But he does not believe the film -- directed by Brit Danny Boyle --reflects Indian film culture.
"Audiences here in the US see that as an Indian film," Khan tells PopcornBiz. "But Indians don't perceive that as an Indian film because Danny is not Indian.
"While it's about India, I don't think it's an Indian film," he added. "I don't feel the point of view is Indian. It's Danny's point of view,
which is a great point of view."
Khan said he's a big admirer of Boyle and his work. Further, the film has done its part in opening the door to India's film culture in the United States. The film won a stunning eight Oscars and became the feel good story of the 2009 awards season.
"It only helps," says Khan. "As a result of 'Slumdog' people are more interested in Indian films and might want to experience them over here."
But he also pointed out that this has been a gradual shift which he saw with "Lagaan: Once Upon a Time in India" which was nominated for a Best Foreign Language Film Oscar after its 2001 release. Khan starred and produced in the film depicting a village's quest to lower taxes by winning a cricket match against their local British rulers.
"But I do feel the door is still opening," says Khan.
Khan's latest film, which he produced but opted not to star in, is "Peepli Live" which depicts a peasant who finds the only way out of
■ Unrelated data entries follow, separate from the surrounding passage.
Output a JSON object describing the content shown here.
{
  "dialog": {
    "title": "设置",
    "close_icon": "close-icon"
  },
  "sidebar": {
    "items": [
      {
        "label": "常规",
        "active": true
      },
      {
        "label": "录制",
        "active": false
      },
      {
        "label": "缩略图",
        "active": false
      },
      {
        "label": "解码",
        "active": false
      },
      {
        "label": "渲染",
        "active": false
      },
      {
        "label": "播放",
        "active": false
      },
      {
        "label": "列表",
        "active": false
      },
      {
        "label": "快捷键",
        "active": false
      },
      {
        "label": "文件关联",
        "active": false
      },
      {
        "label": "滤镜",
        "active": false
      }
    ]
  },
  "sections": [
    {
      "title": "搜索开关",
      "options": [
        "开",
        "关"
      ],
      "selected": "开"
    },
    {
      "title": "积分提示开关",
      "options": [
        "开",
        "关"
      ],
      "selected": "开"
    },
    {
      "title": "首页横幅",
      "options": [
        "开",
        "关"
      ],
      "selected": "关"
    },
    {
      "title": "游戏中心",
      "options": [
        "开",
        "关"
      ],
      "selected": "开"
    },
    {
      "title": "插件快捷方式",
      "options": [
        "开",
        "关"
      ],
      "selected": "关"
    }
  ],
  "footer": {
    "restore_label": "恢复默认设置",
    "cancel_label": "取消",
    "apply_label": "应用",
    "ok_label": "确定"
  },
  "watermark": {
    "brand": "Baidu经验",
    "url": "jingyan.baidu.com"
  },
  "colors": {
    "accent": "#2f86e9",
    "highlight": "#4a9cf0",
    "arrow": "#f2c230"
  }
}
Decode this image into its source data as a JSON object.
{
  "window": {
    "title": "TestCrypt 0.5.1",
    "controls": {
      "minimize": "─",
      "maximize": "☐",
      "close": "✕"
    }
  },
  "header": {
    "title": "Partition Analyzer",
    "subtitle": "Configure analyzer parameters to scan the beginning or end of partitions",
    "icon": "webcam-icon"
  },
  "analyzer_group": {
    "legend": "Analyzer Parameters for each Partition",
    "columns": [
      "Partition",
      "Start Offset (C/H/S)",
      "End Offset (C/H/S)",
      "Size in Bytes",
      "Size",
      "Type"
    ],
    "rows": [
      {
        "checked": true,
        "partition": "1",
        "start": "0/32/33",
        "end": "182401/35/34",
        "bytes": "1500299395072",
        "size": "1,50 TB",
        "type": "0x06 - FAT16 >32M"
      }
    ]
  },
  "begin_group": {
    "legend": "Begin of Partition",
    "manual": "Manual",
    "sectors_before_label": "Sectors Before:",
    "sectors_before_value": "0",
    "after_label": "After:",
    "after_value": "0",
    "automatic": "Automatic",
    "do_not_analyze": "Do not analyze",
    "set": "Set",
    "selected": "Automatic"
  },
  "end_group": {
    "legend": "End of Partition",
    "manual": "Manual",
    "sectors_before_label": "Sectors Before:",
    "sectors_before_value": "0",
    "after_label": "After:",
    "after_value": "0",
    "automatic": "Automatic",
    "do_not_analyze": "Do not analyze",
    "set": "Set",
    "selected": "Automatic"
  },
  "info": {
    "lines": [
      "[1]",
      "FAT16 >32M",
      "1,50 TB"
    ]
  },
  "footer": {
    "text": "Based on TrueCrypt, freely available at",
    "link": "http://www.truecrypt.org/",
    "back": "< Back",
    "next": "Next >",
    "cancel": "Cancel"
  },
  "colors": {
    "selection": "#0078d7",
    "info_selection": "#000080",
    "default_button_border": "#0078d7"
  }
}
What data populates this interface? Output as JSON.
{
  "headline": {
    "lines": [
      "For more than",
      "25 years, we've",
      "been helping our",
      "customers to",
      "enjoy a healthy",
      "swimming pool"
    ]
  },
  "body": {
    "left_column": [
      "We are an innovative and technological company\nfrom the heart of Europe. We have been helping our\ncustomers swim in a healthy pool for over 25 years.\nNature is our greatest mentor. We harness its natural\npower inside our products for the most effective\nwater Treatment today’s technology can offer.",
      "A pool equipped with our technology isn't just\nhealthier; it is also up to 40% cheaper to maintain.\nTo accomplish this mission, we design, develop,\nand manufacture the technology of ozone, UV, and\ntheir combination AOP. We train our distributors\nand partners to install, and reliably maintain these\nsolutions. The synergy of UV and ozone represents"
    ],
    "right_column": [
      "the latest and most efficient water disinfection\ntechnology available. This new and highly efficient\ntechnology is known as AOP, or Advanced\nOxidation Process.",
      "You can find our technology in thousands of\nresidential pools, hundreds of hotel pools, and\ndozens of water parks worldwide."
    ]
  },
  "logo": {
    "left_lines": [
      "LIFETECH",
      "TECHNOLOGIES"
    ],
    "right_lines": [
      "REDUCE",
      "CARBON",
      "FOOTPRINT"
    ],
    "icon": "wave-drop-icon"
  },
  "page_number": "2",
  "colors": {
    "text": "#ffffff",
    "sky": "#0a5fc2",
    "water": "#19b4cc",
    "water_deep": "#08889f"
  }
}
his financial crisis is the financial benefits of suicide. It opens Aug. 13.